What is Quartzite?
A natural stone with a marble look and the toughness of granite.
Not to be confused with manmade quartz, quartzite is 100% natural and comes directly from the earth. Quartzite has formed in locations all around the planet and the most well-known quartzite quarries are in Brazil. Quartzite is also quarried in the United States, Sweden, Canada, Norway, India, and Italy, among other locales.
It’s a metamorphic rock – one that’s been baked into an extra-tough stone by the heat and pressure that only comes from deep burial way down in Earth’s crust. Such events are usually brought about by tectonic collisions, where continents grind into each other.
Quartzite isn’t melted sandstone. It’s sandstone that is fused together so tightly that the sand grains lose their individual identities. The minerals crystallize together into a dense fabric of quartz crystals. The deeper and hotter the stone gets, the more tightly it’s fused.
Here is the key point: The heat and pressure that turn sandstone to quartzite is not a definitive, black-and-white occurrence. It’s a gradual process, with subtle differences occurring all along the spectrum. There is no exact moment that sandstone becomes quartzite. It’s similar to the way that colors blend from one shade to the next. When does Royal Blue become Navy Blue? It’s hard to pin down, exactly. Because there is a range of quartzites and sandstones, it’s wise to assess each stone as an individual, rather than relying on broad categories or stone names as the last word on how a given stone will behave.
The geological process – Quartzite is first deposited as beach sand, and then buried and compressed into solid rock to make sandstone. Then the stone was pushed deeper into Earth’s crust where it was further and compressed and heated into a metamorphic rock. During metamorphism, quartzite experiences temperatures somewhere between 800° and 3000° F, and pressures of at least 40,000 pounds per square inch (in metric units, that’s 400° to 1600° C and 300 MPa), all over the course of millions of years.
Natural quartzites are not all alike. There is variation in how deeply they were buried and for how long, and what types of conditions they endured. Because of this, some quartzites are somewhat porous (like Macaubas), while others are tightly bonded together (like Marine Blue, Taj Mahal, or Fusion).

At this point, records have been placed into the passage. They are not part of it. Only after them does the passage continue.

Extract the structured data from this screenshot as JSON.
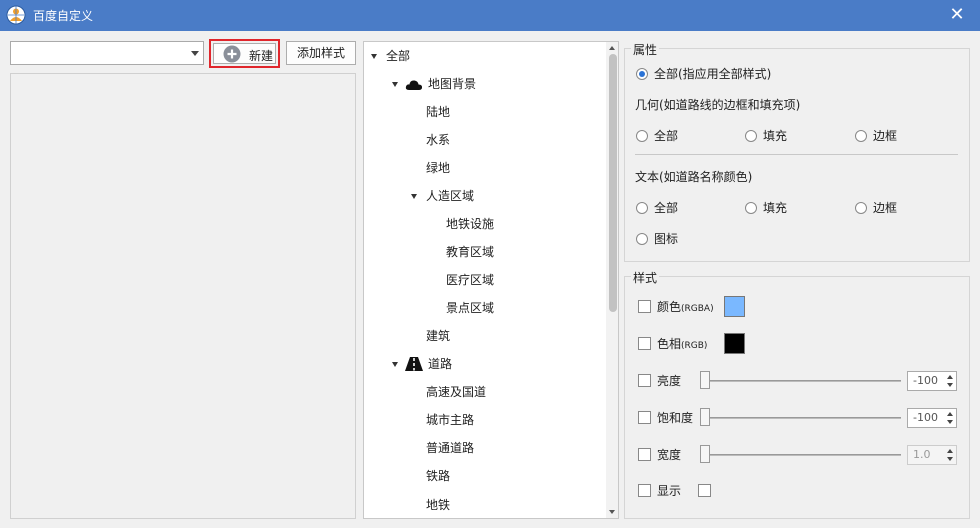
{
  "window": {
    "title": "百度自定义",
    "close_glyph": "✕",
    "icon": "globe-user-icon"
  },
  "toolbar": {
    "dropdown_value": "",
    "new_label": "新建",
    "add_style_label": "添加样式"
  },
  "tree": {
    "root": "全部",
    "map_background": "地图背景",
    "land": "陆地",
    "water": "水系",
    "green": "绿地",
    "artificial": "人造区域",
    "subway_facility": "地铁设施",
    "education": "教育区域",
    "medical": "医疗区域",
    "scenic": "景点区域",
    "building": "建筑",
    "road": "道路",
    "highway": "高速及国道",
    "city_main": "城市主路",
    "normal_road": "普通道路",
    "railway": "铁路",
    "subway": "地铁"
  },
  "properties": {
    "title": "属性",
    "all_label": "全部(指应用全部样式)",
    "geometry_title": "几何(如道路线的边框和填充项)",
    "geo_all": "全部",
    "geo_fill": "填充",
    "geo_border": "边框",
    "text_title": "文本(如道路名称颜色)",
    "text_all": "全部",
    "text_fill": "填充",
    "text_border": "边框",
    "text_icon": "图标"
  },
  "style": {
    "title": "样式",
    "color_label": "颜色",
    "color_suffix": "(RGBA)",
    "color_value": "#7ab8ff",
    "hue_label": "色相",
    "hue_suffix": "(RGB)",
    "hue_value": "#000000",
    "brightness_label": "亮度",
    "brightness_value": "-100",
    "saturation_label": "饱和度",
    "saturation_value": "-100",
    "width_label": "宽度",
    "width_value": "1.0",
    "visible_label": "显示"
  }
}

It’s Applications – Natural quartzite is at home in many applications, from countertops and flooring, to outdoor kitchens and cladding. Harsh weather and UV light won’t affect the stone.
The most common problem with quartzites is inadequate sealing – particularly along the edges and cut surfaces. As described above, some quartzites are porous and care must be taken to seal the stone. When in doubt, be sure to work with a fabricator who is experienced with the particular quartzite you are considering.